*WHAT YOU SHOULD DO*: Look through the entries below and count every line in which "Nguyen" appears; reply with the number only.

*DATA FOR REVIEW*:
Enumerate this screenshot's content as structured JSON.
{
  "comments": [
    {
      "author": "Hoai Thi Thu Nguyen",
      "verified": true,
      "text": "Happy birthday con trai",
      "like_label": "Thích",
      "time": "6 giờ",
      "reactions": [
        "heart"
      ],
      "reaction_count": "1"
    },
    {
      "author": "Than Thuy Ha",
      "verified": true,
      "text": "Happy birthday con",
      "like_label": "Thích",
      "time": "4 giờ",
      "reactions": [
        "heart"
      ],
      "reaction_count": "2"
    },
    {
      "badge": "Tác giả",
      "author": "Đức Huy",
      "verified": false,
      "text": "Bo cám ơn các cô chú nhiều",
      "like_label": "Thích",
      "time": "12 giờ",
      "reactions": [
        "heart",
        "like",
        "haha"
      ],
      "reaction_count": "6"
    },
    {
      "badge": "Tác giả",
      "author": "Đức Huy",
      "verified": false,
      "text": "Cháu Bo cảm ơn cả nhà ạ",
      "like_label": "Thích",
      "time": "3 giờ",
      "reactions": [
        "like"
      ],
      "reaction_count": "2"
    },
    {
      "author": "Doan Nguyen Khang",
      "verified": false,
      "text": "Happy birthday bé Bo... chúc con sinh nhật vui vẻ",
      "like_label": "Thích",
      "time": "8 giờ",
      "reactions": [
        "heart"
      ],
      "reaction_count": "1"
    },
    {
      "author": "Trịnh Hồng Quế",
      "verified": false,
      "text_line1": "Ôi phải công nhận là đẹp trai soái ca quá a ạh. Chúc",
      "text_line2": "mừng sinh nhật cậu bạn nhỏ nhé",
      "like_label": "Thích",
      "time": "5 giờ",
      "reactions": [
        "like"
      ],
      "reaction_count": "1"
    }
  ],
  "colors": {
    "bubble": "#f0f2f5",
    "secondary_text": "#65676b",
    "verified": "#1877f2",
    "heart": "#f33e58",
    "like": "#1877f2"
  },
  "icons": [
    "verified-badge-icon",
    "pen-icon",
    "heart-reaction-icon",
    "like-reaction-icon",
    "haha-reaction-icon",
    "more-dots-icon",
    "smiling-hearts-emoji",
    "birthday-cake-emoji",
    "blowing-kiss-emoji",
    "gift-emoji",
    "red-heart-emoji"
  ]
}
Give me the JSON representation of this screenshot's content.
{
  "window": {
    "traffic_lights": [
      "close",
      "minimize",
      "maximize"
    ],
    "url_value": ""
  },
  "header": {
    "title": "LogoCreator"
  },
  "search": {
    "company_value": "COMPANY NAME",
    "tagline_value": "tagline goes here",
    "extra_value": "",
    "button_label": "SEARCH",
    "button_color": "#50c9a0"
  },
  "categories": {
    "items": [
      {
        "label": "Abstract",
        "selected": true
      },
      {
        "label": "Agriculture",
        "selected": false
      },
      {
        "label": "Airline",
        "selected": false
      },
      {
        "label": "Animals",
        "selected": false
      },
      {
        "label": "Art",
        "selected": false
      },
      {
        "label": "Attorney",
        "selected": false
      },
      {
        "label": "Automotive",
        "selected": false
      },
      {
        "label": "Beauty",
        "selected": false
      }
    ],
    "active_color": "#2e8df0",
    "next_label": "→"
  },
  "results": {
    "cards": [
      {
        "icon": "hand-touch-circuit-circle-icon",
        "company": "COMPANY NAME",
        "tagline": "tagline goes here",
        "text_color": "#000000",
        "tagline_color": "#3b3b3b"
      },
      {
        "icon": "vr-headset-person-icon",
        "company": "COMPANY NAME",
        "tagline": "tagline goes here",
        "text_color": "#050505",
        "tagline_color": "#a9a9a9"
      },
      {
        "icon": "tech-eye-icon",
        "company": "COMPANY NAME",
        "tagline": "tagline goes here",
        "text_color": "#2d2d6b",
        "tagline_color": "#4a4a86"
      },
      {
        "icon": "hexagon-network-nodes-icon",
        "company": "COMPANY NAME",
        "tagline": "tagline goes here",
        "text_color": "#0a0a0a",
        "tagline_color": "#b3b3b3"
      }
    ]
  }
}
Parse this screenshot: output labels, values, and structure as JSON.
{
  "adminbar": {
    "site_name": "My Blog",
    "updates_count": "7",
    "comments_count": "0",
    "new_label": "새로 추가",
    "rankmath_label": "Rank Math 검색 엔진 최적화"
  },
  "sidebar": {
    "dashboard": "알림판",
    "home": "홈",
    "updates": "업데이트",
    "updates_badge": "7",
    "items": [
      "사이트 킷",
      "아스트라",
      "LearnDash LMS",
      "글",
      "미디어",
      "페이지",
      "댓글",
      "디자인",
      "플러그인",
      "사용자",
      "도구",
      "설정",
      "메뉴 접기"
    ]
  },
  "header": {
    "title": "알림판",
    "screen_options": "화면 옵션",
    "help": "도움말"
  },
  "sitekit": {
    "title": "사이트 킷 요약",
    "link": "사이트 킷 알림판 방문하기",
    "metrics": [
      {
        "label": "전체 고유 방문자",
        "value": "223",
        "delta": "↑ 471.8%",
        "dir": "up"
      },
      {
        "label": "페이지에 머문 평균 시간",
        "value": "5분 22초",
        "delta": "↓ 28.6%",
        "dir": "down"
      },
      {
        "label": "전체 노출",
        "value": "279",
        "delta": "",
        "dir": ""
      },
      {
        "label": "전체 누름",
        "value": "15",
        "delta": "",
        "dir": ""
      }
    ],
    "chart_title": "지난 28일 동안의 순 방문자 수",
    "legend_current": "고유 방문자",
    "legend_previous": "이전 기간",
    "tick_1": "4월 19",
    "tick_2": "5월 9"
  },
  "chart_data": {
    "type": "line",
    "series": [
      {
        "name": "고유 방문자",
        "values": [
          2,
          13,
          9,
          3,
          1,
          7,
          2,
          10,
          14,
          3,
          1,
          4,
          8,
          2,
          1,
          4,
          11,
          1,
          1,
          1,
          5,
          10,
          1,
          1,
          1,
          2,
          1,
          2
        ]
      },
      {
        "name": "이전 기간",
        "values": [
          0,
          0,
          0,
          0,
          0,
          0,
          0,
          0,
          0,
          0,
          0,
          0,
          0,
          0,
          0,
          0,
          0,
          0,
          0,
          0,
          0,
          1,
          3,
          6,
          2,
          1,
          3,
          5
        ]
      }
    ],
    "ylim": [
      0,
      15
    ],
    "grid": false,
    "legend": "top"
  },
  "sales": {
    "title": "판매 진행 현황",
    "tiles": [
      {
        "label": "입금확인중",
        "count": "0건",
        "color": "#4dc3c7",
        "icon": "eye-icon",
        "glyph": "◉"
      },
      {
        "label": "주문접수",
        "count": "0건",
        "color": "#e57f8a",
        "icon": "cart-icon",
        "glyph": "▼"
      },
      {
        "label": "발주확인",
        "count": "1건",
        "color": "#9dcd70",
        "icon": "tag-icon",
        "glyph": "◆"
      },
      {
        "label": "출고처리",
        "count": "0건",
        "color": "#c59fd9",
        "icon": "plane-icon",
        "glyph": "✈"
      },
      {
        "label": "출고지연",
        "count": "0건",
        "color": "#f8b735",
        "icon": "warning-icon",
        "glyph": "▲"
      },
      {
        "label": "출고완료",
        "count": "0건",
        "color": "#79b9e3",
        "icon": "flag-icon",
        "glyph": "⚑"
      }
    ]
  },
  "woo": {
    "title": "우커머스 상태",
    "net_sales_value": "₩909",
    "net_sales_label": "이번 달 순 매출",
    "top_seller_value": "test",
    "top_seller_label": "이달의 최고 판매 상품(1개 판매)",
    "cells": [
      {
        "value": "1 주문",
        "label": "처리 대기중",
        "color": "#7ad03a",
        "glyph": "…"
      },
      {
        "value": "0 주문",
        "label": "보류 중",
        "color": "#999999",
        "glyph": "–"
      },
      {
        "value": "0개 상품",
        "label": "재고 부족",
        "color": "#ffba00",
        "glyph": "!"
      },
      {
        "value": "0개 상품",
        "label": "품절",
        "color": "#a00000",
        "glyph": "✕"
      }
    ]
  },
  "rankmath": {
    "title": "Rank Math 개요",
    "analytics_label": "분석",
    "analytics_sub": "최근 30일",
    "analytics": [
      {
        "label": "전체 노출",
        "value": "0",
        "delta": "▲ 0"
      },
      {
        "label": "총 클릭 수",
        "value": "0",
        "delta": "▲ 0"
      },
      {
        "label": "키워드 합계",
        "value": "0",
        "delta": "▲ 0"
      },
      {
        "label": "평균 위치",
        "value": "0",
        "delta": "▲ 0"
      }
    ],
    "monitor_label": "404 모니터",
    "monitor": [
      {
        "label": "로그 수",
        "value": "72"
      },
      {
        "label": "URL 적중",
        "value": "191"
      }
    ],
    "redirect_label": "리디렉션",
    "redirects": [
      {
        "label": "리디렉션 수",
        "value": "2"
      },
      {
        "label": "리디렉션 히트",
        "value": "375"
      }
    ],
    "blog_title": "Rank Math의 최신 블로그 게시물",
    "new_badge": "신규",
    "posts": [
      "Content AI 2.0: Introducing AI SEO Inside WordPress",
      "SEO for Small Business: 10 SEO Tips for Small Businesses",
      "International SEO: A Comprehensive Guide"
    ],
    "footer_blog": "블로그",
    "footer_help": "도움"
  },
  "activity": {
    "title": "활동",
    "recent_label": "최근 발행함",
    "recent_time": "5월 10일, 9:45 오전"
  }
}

*WORKED SOLUTION*: 2